The APT group DefrayX has launched a new version of its RansomExx malware known as RansomExx2, a variant for Linux rewritten in the Rust programming language, possibly to avoid detection by antivirus software because Rust benefits from lower AV detection rates compared to those written in more common languages, according to IBM Security X-Force Threat researchers.
Rust has the advantage of being platform-agnostic, in addition to being harder to detect and reverse-engineer. As a result, while the new version of RansomExx runs on Linux, IBM predicts that a Windows version will be available soon, assuming it isn’t already loose and undetected.
RansomExx is a ransomware family that has been active since 2018. It is also known as Defray777 and Ransom X. Since then, it has been linked to a number of attacks on government agencies, manufacturers, and other high-profile entities such as Embraer and GIGABYTE.
RansomExx2 works in the same way as its C++ predecessor, and it accepts a list of target directories to encrypt as command line input. When run, the ransomware recursively traverses each of the specified directories, enumerating and encrypting the files with the AES-256 algorithm.
As input, the ransomware expects to be given a list of directory paths to encrypt. It does not encrypt anything if no arguments are passed to it. The ransomware requires the following command line format in order to execute properly.
When the ransomware is executed, it propagates through the designated directories, identifying and encrypting files. Except for the ransom notes and previously encrypted files, all files greater than or equal to 40 bytes are encrypted.
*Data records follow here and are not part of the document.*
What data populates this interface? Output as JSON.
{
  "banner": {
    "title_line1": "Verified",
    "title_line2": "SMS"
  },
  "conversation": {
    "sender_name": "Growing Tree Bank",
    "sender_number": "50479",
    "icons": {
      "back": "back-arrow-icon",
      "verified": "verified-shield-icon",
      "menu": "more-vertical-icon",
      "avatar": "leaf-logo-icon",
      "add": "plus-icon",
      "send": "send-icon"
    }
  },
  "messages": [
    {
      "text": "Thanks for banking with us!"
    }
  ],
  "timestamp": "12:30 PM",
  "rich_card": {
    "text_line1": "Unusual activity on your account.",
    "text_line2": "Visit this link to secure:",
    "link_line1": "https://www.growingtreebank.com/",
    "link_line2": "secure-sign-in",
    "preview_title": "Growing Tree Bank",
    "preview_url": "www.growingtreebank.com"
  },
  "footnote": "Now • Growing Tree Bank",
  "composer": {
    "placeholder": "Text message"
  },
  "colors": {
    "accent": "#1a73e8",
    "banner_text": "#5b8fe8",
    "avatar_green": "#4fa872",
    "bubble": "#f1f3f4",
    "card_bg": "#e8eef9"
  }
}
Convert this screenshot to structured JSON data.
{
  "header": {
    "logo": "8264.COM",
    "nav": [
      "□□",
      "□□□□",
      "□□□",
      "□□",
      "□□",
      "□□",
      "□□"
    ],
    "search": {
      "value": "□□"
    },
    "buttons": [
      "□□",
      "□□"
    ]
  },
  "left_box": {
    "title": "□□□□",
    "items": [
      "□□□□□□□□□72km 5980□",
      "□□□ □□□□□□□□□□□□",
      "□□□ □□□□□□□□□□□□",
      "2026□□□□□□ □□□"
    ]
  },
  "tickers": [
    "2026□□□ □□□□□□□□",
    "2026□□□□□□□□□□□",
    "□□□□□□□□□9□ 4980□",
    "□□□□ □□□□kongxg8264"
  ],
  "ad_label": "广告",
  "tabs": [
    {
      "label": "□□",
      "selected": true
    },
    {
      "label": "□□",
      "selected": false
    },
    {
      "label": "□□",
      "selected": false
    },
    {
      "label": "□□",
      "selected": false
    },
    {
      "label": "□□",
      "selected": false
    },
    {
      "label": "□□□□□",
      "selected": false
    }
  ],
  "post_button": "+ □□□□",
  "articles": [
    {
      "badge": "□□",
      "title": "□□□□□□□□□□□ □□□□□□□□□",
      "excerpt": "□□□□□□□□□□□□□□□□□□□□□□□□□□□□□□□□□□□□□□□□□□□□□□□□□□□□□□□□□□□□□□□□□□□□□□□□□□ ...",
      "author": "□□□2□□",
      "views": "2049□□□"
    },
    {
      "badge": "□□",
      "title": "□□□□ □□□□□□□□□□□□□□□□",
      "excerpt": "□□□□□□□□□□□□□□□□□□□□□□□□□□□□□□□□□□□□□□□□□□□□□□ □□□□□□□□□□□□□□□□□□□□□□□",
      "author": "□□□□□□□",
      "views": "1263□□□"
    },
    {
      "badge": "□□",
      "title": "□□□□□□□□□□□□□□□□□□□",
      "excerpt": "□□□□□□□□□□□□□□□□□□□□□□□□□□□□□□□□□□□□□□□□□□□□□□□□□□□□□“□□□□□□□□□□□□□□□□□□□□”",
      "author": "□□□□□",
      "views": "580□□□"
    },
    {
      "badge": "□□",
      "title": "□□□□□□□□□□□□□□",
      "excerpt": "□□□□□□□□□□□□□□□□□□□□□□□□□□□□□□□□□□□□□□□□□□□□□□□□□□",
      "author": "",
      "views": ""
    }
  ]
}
Each encrypted file gets its own file extension. RansomExx ransomware file extensions are frequently based on a variant of the target company name, sometimes followed by numbers such as ‘911’ or random characters.
IBM reported that one sample that it analyzed “was not detected as malicious in the VirusTotal platform for at least 2 weeks after its initial submission” and that “the new sample is still only detected by 14 out of the 60+ AV providers represented in the platform.”
The sources for this piece includes an article in DarkReading.